The ilioinguinal nerve innervates the transverse abdominis, internal oblique, and is invested within the fascia of each. As the ilioinguinal nerve traverses caudally, it enters into a zig-zag pattern and can be impinged upon by tissues near the ASIS and inguinal ligament. Entrapment and dysfunction of the ilioinguinal nerve is then possible (Hammer, 2007; Kopell, 1962).
Evidence is suggestive that the transverse abdominis may reduce tone and contribute less to pelvic stabilization and experience a progressive thinning of the tissue that may be consistent longstanding groin pain cases. Likewise, patients with chronic longstanding groin pain demonstrate altered motor control of the transverse abdominis in ASLR testing (Cowan, 2004). Dysfunctional gait patterns may arise as pelvic stability declines along with a loss of hip extension and internal rotation, which can make the mechanical load on the nerve greater. In an attempt to minimize the stress on the nerve the individual may begin to choose a psychogenic guarding posture that is flexed over in an attempt to limit loading on the abdominal wall (Kopell, 1962).
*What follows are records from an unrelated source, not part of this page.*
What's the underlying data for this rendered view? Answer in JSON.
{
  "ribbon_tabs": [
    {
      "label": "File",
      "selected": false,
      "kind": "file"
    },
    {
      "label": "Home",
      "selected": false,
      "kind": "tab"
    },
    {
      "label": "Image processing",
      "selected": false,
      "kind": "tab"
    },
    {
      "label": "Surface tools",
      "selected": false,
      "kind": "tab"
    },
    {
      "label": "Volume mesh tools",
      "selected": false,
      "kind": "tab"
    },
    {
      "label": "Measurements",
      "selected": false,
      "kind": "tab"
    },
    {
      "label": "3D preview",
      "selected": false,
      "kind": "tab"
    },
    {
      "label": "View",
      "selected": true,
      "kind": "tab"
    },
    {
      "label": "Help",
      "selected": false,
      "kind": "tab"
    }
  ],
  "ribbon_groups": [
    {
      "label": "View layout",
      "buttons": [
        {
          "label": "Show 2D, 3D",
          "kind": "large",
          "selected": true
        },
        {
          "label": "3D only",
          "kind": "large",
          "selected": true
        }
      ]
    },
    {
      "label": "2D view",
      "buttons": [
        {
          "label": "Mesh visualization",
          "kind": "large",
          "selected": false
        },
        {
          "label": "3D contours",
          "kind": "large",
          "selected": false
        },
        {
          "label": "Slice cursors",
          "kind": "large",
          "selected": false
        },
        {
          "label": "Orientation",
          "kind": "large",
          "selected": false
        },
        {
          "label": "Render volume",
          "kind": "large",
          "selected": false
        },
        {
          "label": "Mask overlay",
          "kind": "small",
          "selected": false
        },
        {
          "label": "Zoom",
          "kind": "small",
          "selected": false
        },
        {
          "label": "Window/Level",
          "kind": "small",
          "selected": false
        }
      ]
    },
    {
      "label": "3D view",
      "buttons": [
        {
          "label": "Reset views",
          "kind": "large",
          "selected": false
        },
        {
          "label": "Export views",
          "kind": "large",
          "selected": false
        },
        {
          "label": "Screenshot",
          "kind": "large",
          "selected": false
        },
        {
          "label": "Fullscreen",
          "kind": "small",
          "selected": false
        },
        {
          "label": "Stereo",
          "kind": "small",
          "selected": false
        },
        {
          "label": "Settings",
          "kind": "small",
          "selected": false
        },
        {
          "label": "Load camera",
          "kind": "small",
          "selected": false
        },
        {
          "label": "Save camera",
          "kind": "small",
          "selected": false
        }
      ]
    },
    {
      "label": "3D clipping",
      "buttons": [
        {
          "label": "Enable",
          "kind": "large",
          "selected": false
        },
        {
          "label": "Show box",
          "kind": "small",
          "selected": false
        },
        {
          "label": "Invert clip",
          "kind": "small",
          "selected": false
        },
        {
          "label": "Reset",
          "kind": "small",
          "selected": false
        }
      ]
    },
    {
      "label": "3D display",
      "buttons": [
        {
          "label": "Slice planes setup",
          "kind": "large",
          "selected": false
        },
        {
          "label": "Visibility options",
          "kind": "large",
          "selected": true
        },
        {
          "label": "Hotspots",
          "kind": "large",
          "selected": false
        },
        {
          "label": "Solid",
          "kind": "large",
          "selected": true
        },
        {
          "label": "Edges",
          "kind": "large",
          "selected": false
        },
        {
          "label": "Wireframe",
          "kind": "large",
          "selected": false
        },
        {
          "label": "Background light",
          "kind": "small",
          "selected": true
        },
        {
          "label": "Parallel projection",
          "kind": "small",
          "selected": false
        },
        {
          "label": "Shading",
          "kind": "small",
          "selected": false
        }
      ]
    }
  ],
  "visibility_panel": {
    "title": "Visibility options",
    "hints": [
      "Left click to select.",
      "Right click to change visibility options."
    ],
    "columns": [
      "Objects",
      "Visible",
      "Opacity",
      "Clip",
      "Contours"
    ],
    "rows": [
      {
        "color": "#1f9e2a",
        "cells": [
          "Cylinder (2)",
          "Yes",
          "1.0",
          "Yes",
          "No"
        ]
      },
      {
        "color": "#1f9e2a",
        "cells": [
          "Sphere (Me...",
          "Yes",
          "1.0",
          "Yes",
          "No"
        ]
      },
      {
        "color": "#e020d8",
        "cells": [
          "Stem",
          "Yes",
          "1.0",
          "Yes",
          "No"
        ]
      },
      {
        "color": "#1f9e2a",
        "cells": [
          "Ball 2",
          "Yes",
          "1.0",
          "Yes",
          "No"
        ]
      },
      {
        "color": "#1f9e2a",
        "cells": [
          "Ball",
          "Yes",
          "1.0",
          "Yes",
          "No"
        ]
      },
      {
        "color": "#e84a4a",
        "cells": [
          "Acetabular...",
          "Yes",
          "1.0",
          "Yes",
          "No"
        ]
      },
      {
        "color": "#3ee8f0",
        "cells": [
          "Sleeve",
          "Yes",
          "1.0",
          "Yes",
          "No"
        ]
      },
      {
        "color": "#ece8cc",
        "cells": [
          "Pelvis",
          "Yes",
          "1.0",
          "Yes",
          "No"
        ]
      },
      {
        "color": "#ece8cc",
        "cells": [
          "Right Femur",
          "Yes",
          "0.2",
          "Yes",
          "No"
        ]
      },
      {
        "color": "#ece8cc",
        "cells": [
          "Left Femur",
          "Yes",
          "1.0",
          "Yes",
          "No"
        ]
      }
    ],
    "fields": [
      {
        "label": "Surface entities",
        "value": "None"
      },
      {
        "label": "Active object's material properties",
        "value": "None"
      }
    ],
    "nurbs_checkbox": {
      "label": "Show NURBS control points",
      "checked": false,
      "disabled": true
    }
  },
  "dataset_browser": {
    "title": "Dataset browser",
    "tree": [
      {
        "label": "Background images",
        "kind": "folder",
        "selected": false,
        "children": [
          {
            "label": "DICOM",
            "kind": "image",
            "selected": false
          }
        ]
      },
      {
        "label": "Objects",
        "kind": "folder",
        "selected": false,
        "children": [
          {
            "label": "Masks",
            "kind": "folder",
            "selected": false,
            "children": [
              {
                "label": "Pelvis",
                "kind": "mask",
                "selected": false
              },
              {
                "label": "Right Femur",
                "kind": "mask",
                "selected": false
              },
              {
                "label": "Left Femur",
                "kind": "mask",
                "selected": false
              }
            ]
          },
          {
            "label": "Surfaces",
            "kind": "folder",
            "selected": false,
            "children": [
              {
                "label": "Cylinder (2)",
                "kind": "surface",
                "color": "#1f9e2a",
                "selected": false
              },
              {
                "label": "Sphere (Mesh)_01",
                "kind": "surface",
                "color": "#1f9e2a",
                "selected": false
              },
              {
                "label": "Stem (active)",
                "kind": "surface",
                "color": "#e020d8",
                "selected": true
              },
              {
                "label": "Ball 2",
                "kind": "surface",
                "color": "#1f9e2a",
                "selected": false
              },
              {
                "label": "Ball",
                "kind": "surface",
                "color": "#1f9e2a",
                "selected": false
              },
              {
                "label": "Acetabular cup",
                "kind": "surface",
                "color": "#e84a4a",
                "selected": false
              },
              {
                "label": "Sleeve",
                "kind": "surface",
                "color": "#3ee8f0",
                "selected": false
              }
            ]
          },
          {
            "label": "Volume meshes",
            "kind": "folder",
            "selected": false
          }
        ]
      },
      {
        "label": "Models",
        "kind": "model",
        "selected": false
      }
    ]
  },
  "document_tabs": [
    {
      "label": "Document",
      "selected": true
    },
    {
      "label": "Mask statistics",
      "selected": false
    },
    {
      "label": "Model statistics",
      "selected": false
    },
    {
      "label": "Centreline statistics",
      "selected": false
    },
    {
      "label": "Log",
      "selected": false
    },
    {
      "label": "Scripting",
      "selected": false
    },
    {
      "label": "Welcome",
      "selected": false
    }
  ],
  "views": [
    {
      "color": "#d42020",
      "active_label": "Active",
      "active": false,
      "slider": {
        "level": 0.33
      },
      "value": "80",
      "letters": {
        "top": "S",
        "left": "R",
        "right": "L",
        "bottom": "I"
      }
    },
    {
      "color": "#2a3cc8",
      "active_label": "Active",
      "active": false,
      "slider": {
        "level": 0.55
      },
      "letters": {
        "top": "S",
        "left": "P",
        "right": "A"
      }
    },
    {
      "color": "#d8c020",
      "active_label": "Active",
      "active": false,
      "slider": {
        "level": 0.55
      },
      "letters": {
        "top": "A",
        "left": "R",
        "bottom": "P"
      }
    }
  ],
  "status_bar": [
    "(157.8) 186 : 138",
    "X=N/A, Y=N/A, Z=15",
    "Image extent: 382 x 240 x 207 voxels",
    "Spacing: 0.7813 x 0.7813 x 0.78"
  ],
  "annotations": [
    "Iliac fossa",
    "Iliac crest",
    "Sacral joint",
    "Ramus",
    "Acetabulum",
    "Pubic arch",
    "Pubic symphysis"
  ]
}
Dysfunctional stability results in the previously mentioned altered gait patterns presumably as a result that the tissues responsible for exerting a posteriorly directed rotation on the innominate are pushed out of their wheelhouse and the altered “force closure” disturbs gait and mechanical efficiency (Hu, 2010). With altered stability of the pelvis, the hip adductors may begin to experience greater loads eccentrically as they are responsible for balancing the abduction moment after propulsion in running gait (Brukner and Khan, 2008). As you already know, mechanical loading may result in the formation of groin pain generators and local changes in both hard and soft connective tissues so common to runners hernia, osteitis pubis, and other forms of longstanding groin pain.
The question as to what came first, the ilioinguinal nerve entrapment or the initial injury that led to a complex chain reaction of entrapment as a result of scarring and tissue change is up for debate and one that may not be the most effective use of time. It seems that there may be an “interdependence” between the onset of hip OA and ilioinguinal nerve entrapment (Pecina, 2001). What matters most is clearing the road to recovery by manipulating and modifying stress in and on the tissues involved. In the coming weeks I’ll post a few videos of some soft tissue treatment techniques for potentially freeing the ilioinguinal nerve that may be of value.